WHAT YOU ARE ASKED TO DO: When the string "JSON" appears in a line of the records, show the whole line.

*** Opening of DATASET RECORDS ***

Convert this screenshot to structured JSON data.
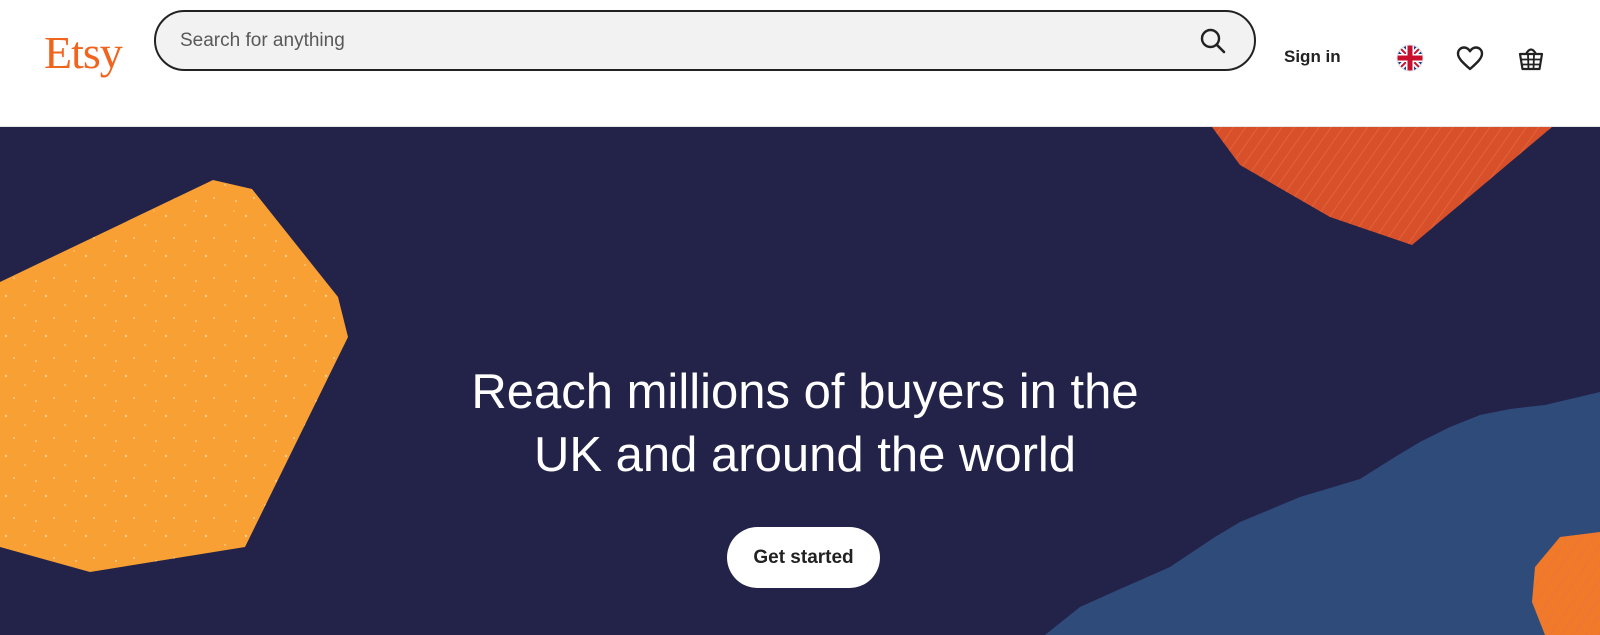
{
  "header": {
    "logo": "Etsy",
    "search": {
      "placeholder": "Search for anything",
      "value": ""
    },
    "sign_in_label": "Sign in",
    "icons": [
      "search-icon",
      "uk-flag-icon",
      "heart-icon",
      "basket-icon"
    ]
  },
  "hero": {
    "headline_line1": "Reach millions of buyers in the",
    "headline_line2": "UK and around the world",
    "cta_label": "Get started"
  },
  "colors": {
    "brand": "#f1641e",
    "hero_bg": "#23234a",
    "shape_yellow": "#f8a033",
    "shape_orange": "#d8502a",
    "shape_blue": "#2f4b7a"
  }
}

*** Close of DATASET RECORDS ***
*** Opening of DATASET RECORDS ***

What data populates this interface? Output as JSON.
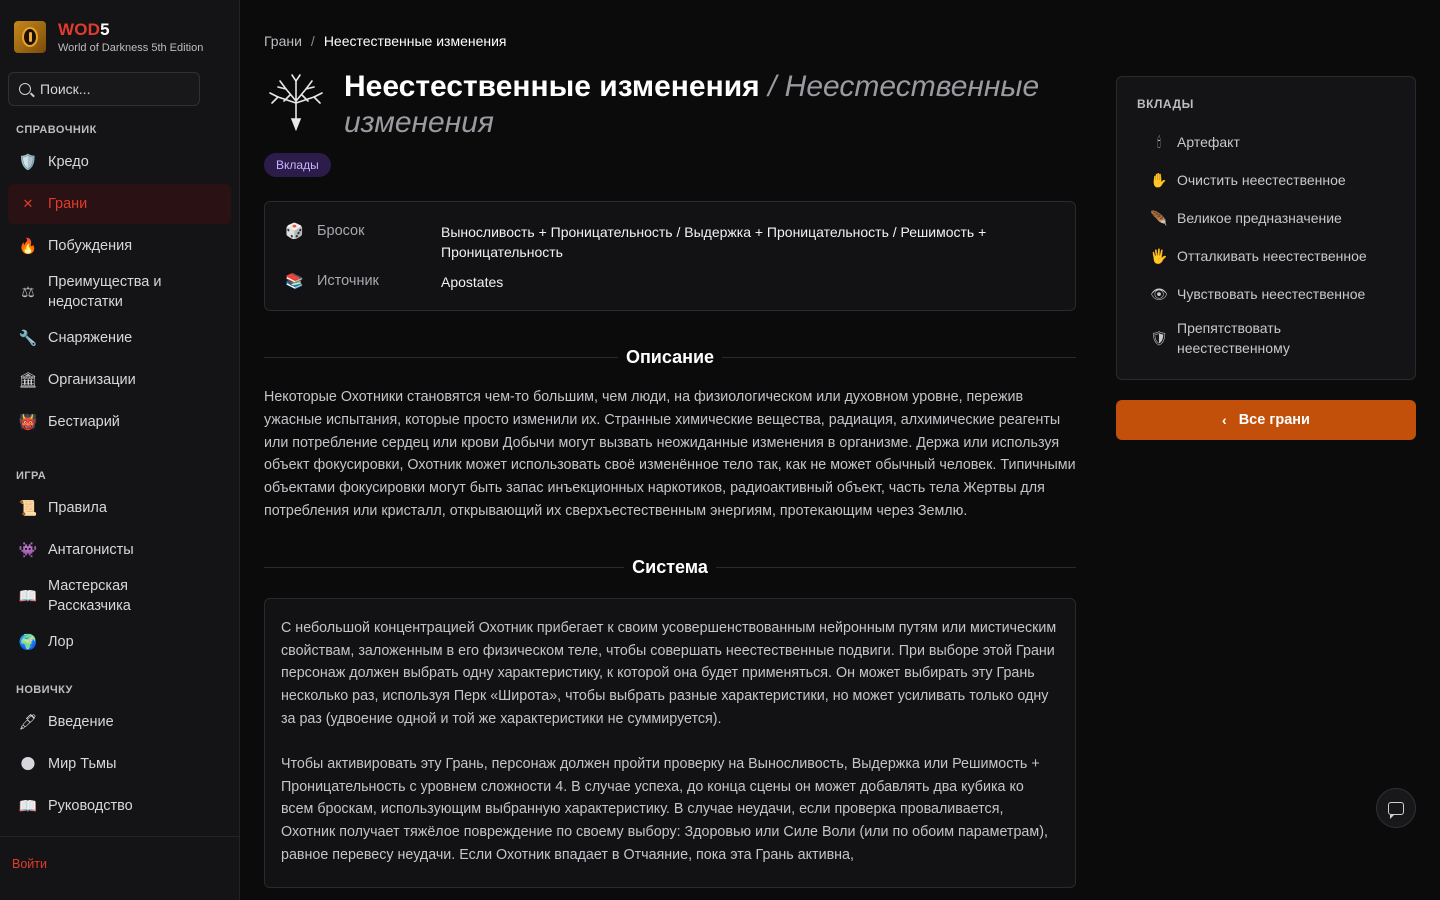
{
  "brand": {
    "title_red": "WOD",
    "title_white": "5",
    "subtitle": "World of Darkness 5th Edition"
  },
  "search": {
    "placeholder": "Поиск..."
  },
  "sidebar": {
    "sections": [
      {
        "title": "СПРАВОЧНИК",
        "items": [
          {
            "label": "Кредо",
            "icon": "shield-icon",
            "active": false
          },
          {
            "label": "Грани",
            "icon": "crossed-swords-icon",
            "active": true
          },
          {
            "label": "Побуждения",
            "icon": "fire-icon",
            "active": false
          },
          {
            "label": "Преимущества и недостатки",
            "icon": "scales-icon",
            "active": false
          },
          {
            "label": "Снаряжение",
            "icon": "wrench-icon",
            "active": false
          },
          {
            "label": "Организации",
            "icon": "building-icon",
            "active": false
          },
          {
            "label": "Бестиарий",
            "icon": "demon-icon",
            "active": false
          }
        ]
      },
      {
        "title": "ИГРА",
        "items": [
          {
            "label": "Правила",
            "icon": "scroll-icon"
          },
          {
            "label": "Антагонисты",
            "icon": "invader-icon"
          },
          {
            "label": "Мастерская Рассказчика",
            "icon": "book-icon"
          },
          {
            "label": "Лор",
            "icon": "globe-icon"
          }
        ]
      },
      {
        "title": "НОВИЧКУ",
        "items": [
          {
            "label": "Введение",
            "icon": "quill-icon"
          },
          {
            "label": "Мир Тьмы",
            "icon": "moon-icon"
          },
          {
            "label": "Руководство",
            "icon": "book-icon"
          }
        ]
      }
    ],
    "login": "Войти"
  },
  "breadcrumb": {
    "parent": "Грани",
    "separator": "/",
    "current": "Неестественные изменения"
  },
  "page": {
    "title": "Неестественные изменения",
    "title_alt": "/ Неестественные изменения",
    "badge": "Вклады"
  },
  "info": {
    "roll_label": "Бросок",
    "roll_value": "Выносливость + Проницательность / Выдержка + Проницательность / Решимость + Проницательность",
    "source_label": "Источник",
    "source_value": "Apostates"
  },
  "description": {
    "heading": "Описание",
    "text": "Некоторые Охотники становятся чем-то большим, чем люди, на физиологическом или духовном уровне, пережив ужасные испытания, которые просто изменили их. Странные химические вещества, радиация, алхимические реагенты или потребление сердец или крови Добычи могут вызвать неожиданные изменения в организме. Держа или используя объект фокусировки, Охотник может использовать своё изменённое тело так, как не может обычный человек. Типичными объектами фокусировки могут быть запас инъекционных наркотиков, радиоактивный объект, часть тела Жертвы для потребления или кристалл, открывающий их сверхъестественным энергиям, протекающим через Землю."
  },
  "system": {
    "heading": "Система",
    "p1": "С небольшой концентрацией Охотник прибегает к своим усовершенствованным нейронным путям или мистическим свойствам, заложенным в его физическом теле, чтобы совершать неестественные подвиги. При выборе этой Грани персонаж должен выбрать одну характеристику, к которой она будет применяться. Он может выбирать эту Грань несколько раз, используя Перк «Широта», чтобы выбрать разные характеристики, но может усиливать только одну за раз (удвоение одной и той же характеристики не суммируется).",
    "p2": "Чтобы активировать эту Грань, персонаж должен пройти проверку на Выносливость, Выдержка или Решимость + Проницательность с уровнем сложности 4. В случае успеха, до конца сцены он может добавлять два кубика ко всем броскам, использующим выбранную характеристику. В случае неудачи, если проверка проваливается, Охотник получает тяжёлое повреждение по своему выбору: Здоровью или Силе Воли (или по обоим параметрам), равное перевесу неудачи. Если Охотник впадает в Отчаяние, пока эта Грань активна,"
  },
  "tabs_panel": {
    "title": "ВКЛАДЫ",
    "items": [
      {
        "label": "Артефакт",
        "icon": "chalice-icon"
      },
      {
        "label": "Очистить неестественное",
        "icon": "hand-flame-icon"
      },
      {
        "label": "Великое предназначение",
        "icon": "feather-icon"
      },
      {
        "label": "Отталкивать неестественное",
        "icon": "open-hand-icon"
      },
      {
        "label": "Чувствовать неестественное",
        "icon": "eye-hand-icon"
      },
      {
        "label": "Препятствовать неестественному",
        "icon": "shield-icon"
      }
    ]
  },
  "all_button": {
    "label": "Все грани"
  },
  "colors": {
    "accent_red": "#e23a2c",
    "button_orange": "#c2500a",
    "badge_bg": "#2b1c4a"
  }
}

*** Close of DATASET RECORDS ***

RESPONSE TO THE TASK:
Convert this screenshot to structured JSON data.
What data populates this interface? Output as JSON.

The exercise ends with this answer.